START EXERCISE INPUT

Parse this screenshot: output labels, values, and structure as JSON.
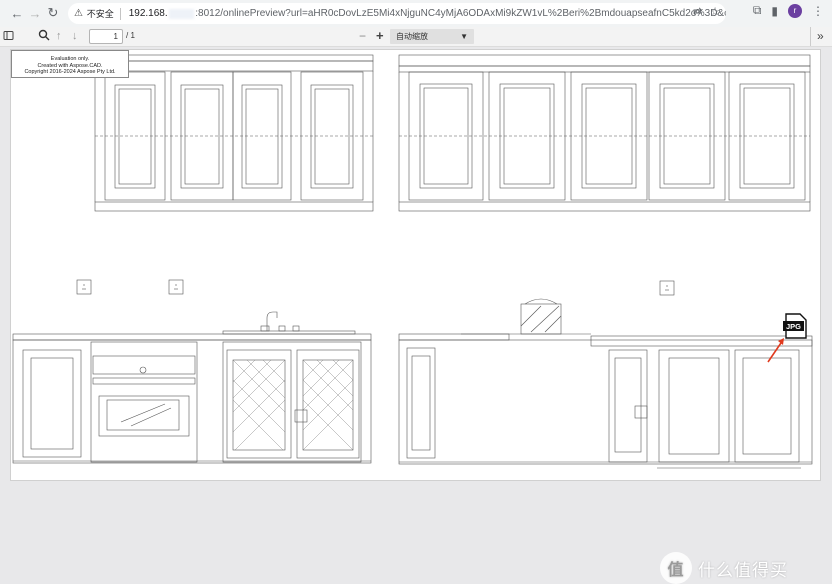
{
  "browser": {
    "back_icon": "arrow-left-icon",
    "forward_icon": "arrow-right-icon",
    "reload_icon": "reload-icon",
    "insecure_label": "不安全",
    "url_host": "192.168.",
    "url_path": ":8012/onlinePreview?url=aHR0cDovLzE5Mi4xNjguNC4yMjA6ODAxMi9kZW1vL%2Beri%2BmdouapseafnC5kd2c%3D&officePrev...",
    "profile_initial": "r"
  },
  "pdf_toolbar": {
    "current_page": "1",
    "total_pages": "/ 1",
    "zoom_option": "自动缩放",
    "zoom_out_symbol": "−",
    "zoom_in_symbol": "+",
    "more_symbol": "»"
  },
  "document": {
    "eval_line1": "Evaluation only.",
    "eval_line2": "Created with Aspose.CAD.",
    "eval_line3": "Copyright 2016-2024 Aspose Pty Ltd.",
    "jpg_label": "JPG"
  },
  "watermark": {
    "badge": "值",
    "text": "什么值得买"
  },
  "colors": {
    "accent_arrow": "#e03a1e",
    "line": "#555555"
  }
}
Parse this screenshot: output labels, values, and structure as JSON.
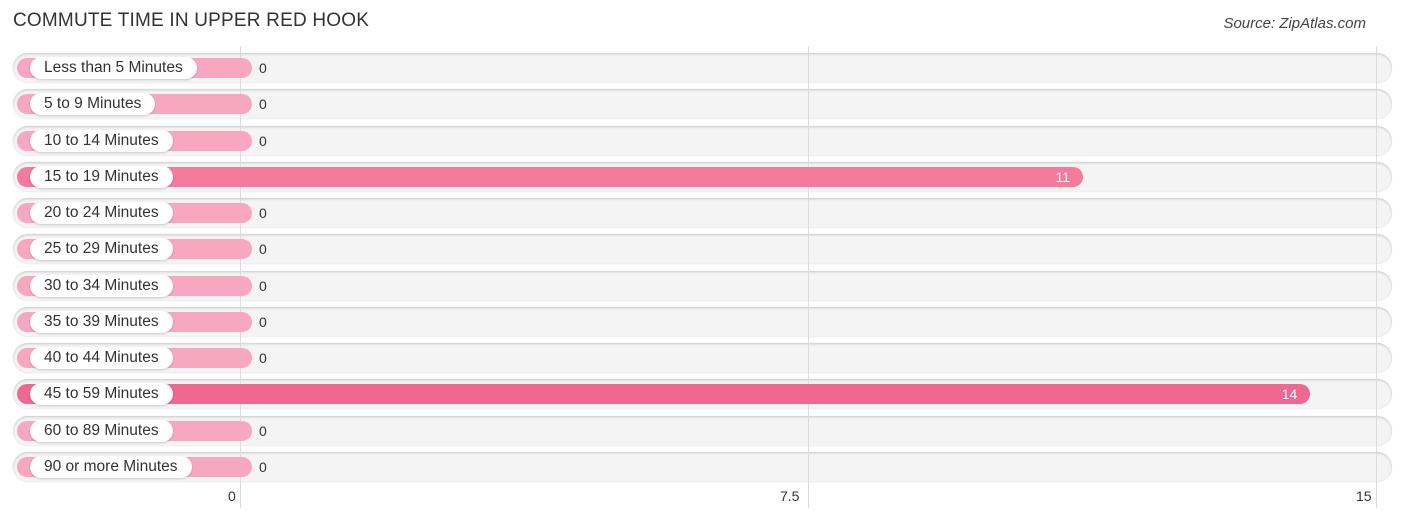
{
  "chart_data": {
    "type": "bar",
    "orientation": "horizontal",
    "title": "COMMUTE TIME IN UPPER RED HOOK",
    "source": "Source: ZipAtlas.com",
    "categories": [
      "Less than 5 Minutes",
      "5 to 9 Minutes",
      "10 to 14 Minutes",
      "15 to 19 Minutes",
      "20 to 24 Minutes",
      "25 to 29 Minutes",
      "30 to 34 Minutes",
      "35 to 39 Minutes",
      "40 to 44 Minutes",
      "45 to 59 Minutes",
      "60 to 89 Minutes",
      "90 or more Minutes"
    ],
    "values": [
      0,
      0,
      0,
      11,
      0,
      0,
      0,
      0,
      0,
      14,
      0,
      0
    ],
    "xlim": [
      0,
      15
    ],
    "ticks": [
      {
        "value": 0,
        "label": "0"
      },
      {
        "value": 7.5,
        "label": "7.5"
      },
      {
        "value": 15,
        "label": "15"
      }
    ],
    "grid": true,
    "colors": {
      "zero_bar": "#f7a8c0",
      "bar_mid": "#f47a9e",
      "bar_max": "#f06890"
    }
  }
}
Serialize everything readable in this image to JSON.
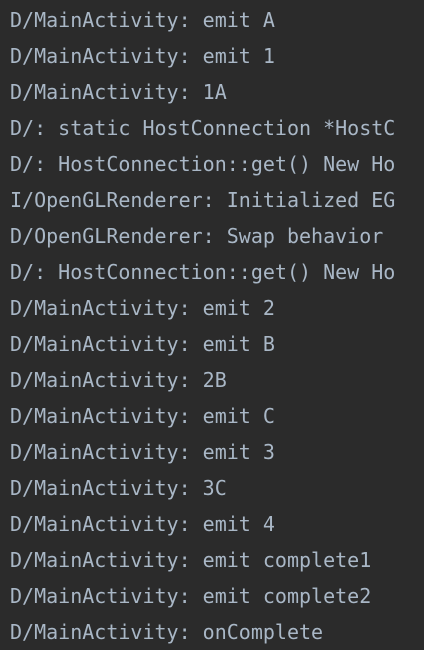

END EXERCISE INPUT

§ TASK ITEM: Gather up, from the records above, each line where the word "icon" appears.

§ FINISHED TASK:
    "back_icon": "arrow-left-icon",
    "forward_icon": "arrow-right-icon",
    "reload_icon": "reload-icon",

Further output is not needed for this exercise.